There are two key datapoints to present in this week's Fed balance sheet update: the surge in excess reserves, and the comparative Treasury holdings between the Fed and other foreign countries. But first the basics: the total Fed balance sheet hit a new all time record of $2.5 trillion. The increase was primarily driven by a $23 billion increase in Treasury holdings as of the week ended February 23 (so add another $5 billion for yesterday's POMO) to $1.214 trillion. With rates surging, QE Lite has been put on hibernation and there were no mortgage buybacks by the Fed in the past week: total MBS were $958 billion and Agency debt was also unchanged at $144 billion. The higher rates go, the less the QE Lite mandate of monetization meaning that the Fed will be continuously behind schedule in its combined QE2 expectation to buy up to $900 billion by the end of June. Yet most notably, as we touched upon yesterday, the Fed's reserves with banks surged by $73 billion in the past week, as more capital was reallocated from the unwinding SFP program. As noted previously, we expect the total bank reserves held with the Fed to jump from the current record $1.29 trillion to at least $1.7 trillion by June.

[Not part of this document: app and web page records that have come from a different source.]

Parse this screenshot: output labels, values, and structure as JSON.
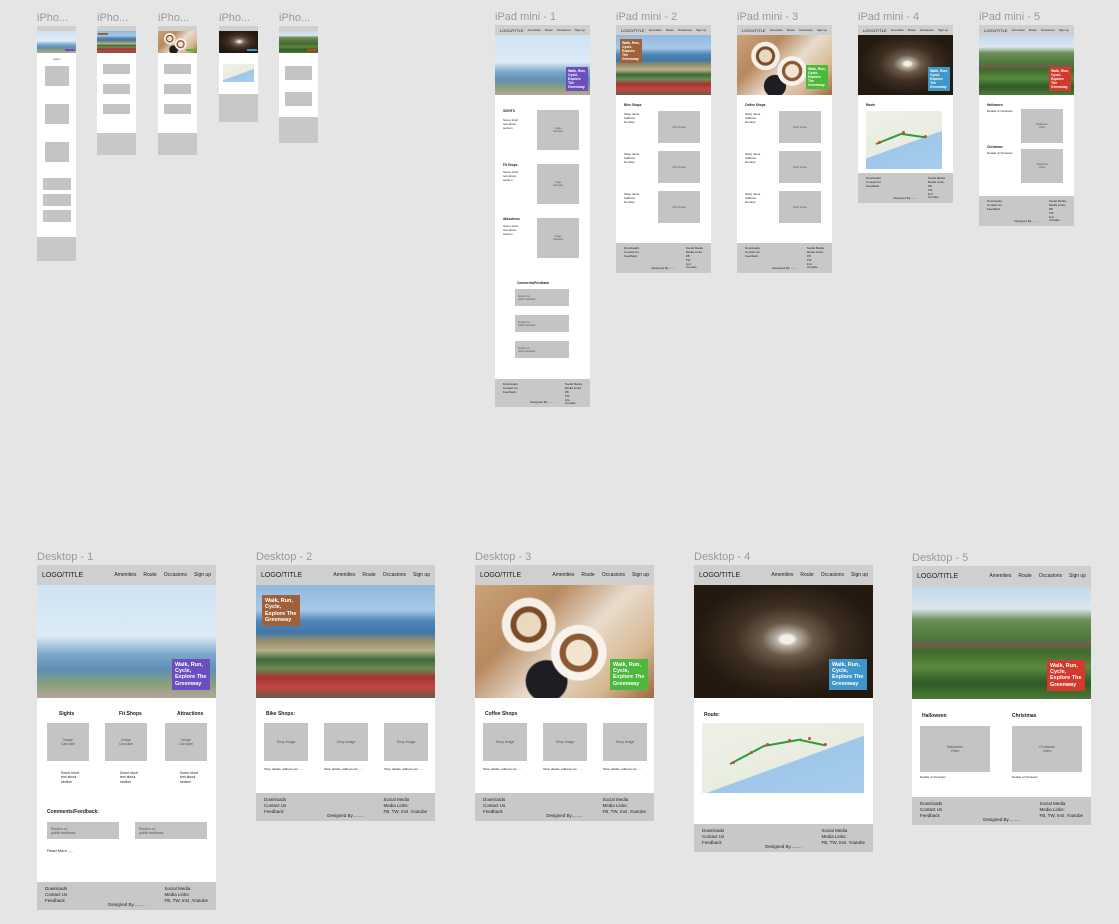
{
  "site": {
    "logo": "LOGO/TITLE",
    "nav": [
      "Amenities",
      "Route",
      "Occasions",
      "Sign up"
    ],
    "cta": "Walk, Run, Cycle, Explore The Greenway",
    "footer_left": "Downloads\nContact Us\nFeedback",
    "footer_right_desktop": "Social Media\nMedia Links:\nFB, TW, Inst ,Youtube",
    "footer_right_mobile": "Social Media\nMedia Links:\nFB\nTW\nInst\nYoutube",
    "designed_by": "Designed By.........",
    "cta_colors": {
      "purple": "#6b4fbf",
      "brown": "#a0603a",
      "green": "#4cb83c",
      "blue": "#3f96c8",
      "red": "#d23a2d"
    }
  },
  "frames": {
    "iphone": [
      "iPho...",
      "iPho...",
      "iPho...",
      "iPho...",
      "iPho..."
    ],
    "ipad": [
      "iPad mini - 1",
      "iPad mini - 2",
      "iPad mini - 3",
      "iPad mini - 4",
      "iPad mini - 5"
    ],
    "desktop": [
      "Desktop - 1",
      "Desktop - 2",
      "Desktop - 3",
      "Desktop - 4",
      "Desktop - 5"
    ]
  },
  "home": {
    "sections": [
      "Sights",
      "Fit Shops",
      "Attractions"
    ],
    "image_carousel": "Image\nCarousel",
    "section_text": "Some short\ntext about\nsection",
    "comments_heading": "Comments/Feedback:",
    "feedback_item": "Section on\npublic feedback",
    "read_more": "Read More......"
  },
  "ipad_home": {
    "sections": [
      "SIGHTS",
      "Fit Shops",
      "Attractions"
    ],
    "section_text": "Some short\ntext about\nsection",
    "comments_heading": "Comments/Feedback"
  },
  "shops": {
    "bike_heading": "Bike Shops:",
    "coffee_heading": "Coffee Shops",
    "shop_image": "Shop Image",
    "shop_details": "Shop details, address etc......",
    "ipad_bike_heading": "Bike Shops",
    "ipad_shop_text": "Shop name\nAddress\nNumber"
  },
  "route": {
    "heading": "Route:",
    "ipad_heading": "Route"
  },
  "occasions": {
    "halloween": "Halloween",
    "christmas": "Christmas",
    "halloween_video": "Halloween\nVideo",
    "christmas_video": "Christmas\nVideo",
    "details": "Details of Occasion"
  }
}
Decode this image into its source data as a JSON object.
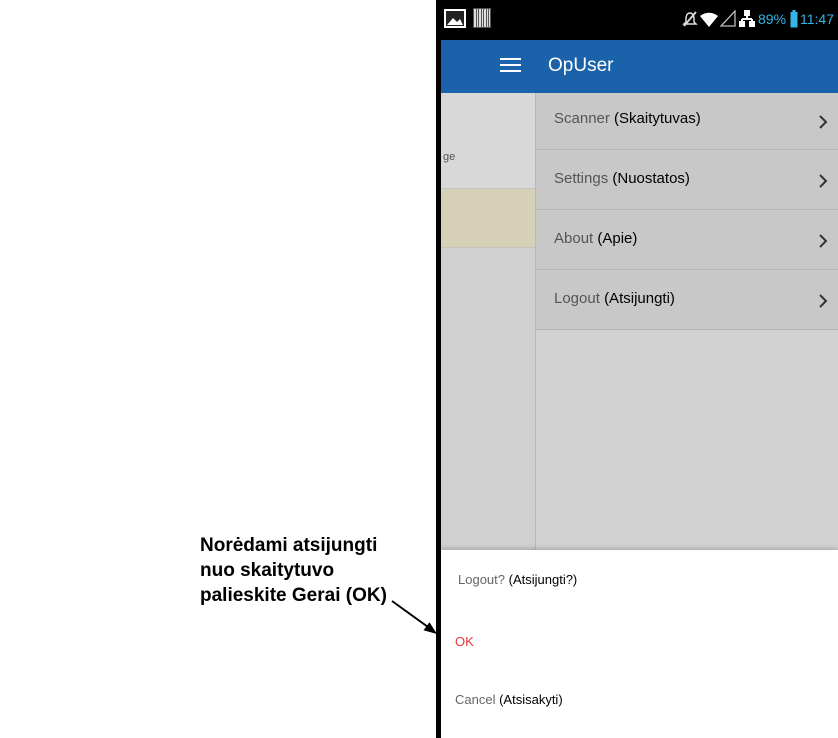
{
  "callout": {
    "line1": "Norėdami atsijungti",
    "line2": "nuo skaitytuvo",
    "line3": "palieskite Gerai (OK)"
  },
  "status_bar": {
    "left_icons": [
      "image-icon",
      "barcode-icon"
    ],
    "right_icons": [
      "notifications-off-icon",
      "wifi-icon",
      "signal-icon",
      "network-icon",
      "battery-icon"
    ],
    "battery_level": "89%",
    "time": "11:47",
    "accent_color": "#33b5e5"
  },
  "app_bar": {
    "title": "OpUser",
    "menu_icon": "hamburger-icon",
    "color": "#1a62a9"
  },
  "background_page": {
    "fragment_text": "ge"
  },
  "drawer": {
    "items": [
      {
        "label": "Scanner",
        "translation": "(Skaitytuvas)",
        "icon": "chevron-right-icon"
      },
      {
        "label": "Settings",
        "translation": "(Nuostatos)",
        "icon": "chevron-right-icon"
      },
      {
        "label": "About",
        "translation": "(Apie)",
        "icon": "chevron-right-icon"
      },
      {
        "label": "Logout",
        "translation": "(Atsijungti)",
        "icon": "chevron-right-icon"
      }
    ]
  },
  "dialog": {
    "title": "Logout?",
    "title_translation": "(Atsijungti?)",
    "ok_label": "OK",
    "ok_color": "#e53935",
    "cancel_label": "Cancel",
    "cancel_translation": "(Atsisakyti)"
  }
}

Full Fed Balance Sheet:
Tracking purchases of USTs coupled with dispositions of Agency debt, shows that while the first is accelerating, the second is slowing down dramatically:
Most notably is the dramatic and sudden surge in excess reserves:
And the old faithful chart comparing Fed holdings with those of formerly major foreign holders. The Fed now surpasses China in its Treasury holdings by 37%!